Every baby is different, especially when it comes to teething. Some babies can start teething as early as 4 months to 7 months, but it is more common to get first teeth closer to 9 months. Many babies won’t get their first teeth until after they turn one. There is a great variability to which teeth come in when, but these are all normal timelines, and something that your pediatrician will be monitoring during your baby’s checkups.

The overall timeline you can expect, typically breaks down like this:

6-10 Months- Bottom central incisors

9-12 Months- Top central incisors

**The American academy of pediatrics recommends seeing a pediatric dentist after the first tooth eruption, or at age 1**

9-13 Months- Top lateral incisors

10-16 Months- Bottom lateral incisors

13-19 Months- First top molars

14-18 Months- First bottom molars

16-22 Months- Top canines

17-23 Months- Bottom canines

23-31 Months- Second bottom molars

25-33 Months- Second top molars

If you want to stay on top of your baby’s tooth development, make sure you are checking every few months.

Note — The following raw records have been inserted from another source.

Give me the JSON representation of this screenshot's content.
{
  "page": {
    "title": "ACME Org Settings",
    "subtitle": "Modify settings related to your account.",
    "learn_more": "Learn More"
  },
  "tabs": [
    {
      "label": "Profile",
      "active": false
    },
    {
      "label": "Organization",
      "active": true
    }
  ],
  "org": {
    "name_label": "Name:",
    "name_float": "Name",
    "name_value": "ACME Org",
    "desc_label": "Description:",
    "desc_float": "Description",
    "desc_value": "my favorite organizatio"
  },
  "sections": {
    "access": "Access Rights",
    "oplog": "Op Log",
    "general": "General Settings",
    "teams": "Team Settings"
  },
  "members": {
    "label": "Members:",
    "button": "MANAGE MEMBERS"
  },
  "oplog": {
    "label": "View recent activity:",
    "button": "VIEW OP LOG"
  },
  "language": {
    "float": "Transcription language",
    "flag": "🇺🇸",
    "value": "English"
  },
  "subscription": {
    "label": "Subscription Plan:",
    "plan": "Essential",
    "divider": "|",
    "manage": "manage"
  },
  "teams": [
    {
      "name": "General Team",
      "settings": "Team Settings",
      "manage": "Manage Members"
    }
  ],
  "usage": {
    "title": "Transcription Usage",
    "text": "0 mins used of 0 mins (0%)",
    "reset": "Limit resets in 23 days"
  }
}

If you have more questions about your baby’s oral health, then make sure you ask your pediatrician. You can always contact the experts here at Continuum Pediatrics. We are here to answer all of your pediatric dental questions. Give our office a call directly at 817-617-8600 to make an appointment with our team today. We are here to help you through the entire teething process.